● **TASK REQUIREMENTS**
Your task is to copy every line of the records below that contains "Self".

● **GIVEN RECORDS**
[Start of Attachment]

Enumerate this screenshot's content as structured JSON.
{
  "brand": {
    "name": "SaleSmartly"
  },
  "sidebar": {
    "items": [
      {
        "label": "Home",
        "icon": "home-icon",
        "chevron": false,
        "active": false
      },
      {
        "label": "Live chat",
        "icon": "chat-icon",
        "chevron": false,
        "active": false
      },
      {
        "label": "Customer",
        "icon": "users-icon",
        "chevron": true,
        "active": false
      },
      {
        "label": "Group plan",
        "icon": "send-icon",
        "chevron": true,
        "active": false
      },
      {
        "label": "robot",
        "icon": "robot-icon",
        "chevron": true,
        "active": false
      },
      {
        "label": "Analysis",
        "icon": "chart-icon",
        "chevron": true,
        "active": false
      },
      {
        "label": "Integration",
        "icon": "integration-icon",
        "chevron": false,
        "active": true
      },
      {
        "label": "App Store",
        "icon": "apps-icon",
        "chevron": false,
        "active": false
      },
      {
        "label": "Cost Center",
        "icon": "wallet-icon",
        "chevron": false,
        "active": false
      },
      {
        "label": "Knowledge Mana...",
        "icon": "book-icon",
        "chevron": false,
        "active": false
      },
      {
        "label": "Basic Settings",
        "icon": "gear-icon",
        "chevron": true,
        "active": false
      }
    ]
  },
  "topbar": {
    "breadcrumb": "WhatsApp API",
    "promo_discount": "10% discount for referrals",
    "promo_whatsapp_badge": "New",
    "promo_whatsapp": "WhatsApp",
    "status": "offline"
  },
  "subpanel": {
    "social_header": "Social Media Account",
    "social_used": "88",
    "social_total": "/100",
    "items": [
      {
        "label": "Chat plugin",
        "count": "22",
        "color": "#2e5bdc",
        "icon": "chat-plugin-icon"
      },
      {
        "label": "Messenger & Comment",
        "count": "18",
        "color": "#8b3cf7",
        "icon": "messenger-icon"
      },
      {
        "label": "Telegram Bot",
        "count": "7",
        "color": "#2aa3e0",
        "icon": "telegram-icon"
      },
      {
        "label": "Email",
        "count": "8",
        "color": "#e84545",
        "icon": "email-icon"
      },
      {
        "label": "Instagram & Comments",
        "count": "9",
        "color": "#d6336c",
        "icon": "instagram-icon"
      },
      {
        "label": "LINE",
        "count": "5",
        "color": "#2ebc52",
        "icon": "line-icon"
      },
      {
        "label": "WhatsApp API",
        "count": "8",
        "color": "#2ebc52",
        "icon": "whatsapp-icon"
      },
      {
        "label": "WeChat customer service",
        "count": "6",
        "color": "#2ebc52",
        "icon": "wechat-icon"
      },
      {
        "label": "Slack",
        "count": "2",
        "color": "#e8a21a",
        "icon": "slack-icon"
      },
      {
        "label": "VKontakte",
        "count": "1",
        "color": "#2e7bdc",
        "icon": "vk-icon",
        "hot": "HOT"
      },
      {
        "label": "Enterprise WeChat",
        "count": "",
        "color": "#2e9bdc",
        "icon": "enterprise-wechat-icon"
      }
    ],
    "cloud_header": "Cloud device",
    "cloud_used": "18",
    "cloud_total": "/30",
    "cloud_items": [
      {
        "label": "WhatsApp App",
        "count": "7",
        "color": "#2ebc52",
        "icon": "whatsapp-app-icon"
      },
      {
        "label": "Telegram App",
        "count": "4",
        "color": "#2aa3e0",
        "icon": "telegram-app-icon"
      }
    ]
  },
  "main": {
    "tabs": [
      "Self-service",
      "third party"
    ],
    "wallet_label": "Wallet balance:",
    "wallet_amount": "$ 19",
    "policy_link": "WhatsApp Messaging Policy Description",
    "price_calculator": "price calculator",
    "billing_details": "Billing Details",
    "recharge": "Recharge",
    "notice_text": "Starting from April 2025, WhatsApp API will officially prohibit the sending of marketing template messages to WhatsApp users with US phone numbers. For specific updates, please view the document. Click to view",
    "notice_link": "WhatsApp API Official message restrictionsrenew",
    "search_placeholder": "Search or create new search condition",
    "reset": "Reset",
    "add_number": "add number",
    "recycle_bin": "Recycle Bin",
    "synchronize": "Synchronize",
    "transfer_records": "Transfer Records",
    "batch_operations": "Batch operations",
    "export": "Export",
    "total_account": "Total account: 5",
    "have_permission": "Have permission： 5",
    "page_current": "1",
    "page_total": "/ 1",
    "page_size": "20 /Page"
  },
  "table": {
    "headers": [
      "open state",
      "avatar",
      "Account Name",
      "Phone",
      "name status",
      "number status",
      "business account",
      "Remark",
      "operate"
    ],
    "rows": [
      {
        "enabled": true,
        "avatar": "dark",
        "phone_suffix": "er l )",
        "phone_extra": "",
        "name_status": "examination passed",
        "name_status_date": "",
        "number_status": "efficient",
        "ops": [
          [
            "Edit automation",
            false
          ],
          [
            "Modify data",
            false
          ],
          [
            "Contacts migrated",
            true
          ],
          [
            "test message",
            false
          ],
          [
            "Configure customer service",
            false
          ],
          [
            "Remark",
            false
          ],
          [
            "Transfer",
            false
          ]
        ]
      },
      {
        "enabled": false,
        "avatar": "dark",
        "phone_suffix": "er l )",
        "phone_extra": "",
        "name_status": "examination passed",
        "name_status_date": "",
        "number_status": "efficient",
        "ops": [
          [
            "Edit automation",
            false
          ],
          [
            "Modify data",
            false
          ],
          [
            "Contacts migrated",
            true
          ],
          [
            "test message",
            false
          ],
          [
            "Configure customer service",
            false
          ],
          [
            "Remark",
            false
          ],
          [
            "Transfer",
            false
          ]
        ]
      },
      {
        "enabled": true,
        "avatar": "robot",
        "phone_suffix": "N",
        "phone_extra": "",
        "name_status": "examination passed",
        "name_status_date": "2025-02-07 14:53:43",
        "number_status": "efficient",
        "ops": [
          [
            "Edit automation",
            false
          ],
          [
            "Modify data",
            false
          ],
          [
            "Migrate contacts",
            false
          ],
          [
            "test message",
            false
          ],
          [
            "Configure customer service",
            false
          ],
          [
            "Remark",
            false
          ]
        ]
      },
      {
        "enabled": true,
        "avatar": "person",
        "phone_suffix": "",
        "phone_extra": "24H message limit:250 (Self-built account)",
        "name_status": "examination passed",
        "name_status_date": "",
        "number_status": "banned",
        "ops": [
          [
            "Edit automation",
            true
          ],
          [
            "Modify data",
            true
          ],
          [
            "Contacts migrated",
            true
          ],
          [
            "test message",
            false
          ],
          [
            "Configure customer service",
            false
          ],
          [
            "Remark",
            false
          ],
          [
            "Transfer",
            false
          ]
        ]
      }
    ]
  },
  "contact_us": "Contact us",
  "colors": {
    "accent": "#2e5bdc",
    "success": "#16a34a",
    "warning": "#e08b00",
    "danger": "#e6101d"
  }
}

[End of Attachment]

● **ANSWER TO THIS TASK**
      "Self-service",
        "phone_extra": "24H message limit:250 (Self-built account)",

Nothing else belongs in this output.